Gun Island is my first Amitav Ghosh, but certainly not my last. I love his style and this book. I’m particularly drawn to Ghosh’s ability to weave various current news topics into a compelling story. It grounds the narrative solidly in our own time period, and hopefully helps readers understand the human aspect of these very real crises.

In Gun Island, Deen Datta is a rare book dealer splitting his time between Brooklyn and Kolkata (formerly known as Calcutta), India. He’s introduced to a mysterious folk legend about Bonduki Sadagar (the Gun Merchant) and thus begins the journey that comprises this book. In his quest, Dean meets a variety of people from scientists and humanitarians to boat drivers and tech-savvy young drifters. All the while, he experiences internal and external existential crises.

Externally, Deen travels to places in India and Europe where climate change causes flooding that displaces people. Even the creatures of the oceans are out of sorts. People in Northeastern India and Bangladesh flee their home villages and become refugees in cities around the region and the world. Both of these crises are essential to the framework of this book. It’s as if they are the tree and the leaves are the legend, with Deen’s exploration about it. If either were removed, the tree wouldn’t be whole. Neither would Gun Island.

Internally, Deen is a 60-something man searching to find himself amidst memories and uncertainty. He speaks longingly of home and of being loved. Yet, neither of these things have a solid presence in his life. He worries that this quest is frivolous and fruitless. Then he discovers that he’s an invaluable link in a chain that keeps others alive. There are abundant, thought-provoking themes in Gun Island.

Gun Island Quote

My conclusions

Deen is a complex man with a circle of unique friends. Ghosh allows the character studies to inform the societal aspects of the story. And vice versa. Plus the locations are fascinating. Having just read another book about India, I hesitated to read this right away. Thankfully, it was much more satisfying. I learned so much about Kolkata and the area called the Sundarbans.

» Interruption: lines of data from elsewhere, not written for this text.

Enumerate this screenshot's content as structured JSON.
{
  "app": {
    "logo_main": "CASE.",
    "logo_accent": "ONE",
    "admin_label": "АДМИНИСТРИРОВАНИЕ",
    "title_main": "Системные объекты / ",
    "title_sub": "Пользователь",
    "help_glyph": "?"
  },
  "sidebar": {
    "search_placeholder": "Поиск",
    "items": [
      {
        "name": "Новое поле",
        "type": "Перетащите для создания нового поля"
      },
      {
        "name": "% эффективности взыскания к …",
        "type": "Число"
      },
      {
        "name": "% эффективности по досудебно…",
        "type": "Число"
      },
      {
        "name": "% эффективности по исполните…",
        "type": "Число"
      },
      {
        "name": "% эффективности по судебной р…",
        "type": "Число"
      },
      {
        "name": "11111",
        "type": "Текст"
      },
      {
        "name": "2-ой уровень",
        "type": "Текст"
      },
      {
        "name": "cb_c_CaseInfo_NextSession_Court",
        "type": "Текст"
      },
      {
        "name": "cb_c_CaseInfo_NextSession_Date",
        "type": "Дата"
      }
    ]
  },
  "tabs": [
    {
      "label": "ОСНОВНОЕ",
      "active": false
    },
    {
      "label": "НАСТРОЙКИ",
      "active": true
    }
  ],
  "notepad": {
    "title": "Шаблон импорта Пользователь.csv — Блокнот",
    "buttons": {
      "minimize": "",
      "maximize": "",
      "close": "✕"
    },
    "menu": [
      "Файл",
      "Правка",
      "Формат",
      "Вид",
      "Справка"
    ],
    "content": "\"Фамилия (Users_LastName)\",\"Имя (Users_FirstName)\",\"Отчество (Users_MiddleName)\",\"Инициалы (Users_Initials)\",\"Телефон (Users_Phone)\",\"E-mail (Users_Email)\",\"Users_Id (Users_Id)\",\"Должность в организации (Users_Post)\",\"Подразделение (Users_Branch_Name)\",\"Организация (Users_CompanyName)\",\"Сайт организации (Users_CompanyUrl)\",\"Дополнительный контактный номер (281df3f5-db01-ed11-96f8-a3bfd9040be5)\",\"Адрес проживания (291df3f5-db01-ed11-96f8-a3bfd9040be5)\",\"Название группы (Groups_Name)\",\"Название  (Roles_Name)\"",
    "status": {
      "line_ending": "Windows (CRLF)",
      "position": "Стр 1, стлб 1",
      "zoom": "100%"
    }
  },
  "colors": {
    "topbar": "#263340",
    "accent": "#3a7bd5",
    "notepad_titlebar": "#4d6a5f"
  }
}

Ghosh hits the scourge of white supremacy on the head. There’s only a tangential group of supremacists in the novel. We don’t know those characters even though they’re present. Instead, Ghosh highlights their attitudes by focusing on the refugees of color in his book. Their experiences show just how exponentially harder it is to be a refugee than a white European or American.

But make no mistake, this is a story first and a social commentary second. Once I started, I absolutely gobbled this book up. I’ll admit I was unsure about how Ghosh would balance the aspects of Gun Island. So, I borrowed it from the library. As I reached the last few chapters, I knew I wanted a hard copy. It’s just that good.

I recommend this for socially conscious readers, especially if you think deciphering the code of an ancient legend sounds intriguing.

Pair with a climate science book like The End of Ice by Dahr Jamail or with another book that combines real hardship with compelling characters, A Thousand Splendid Suns by Khaled Hosseini.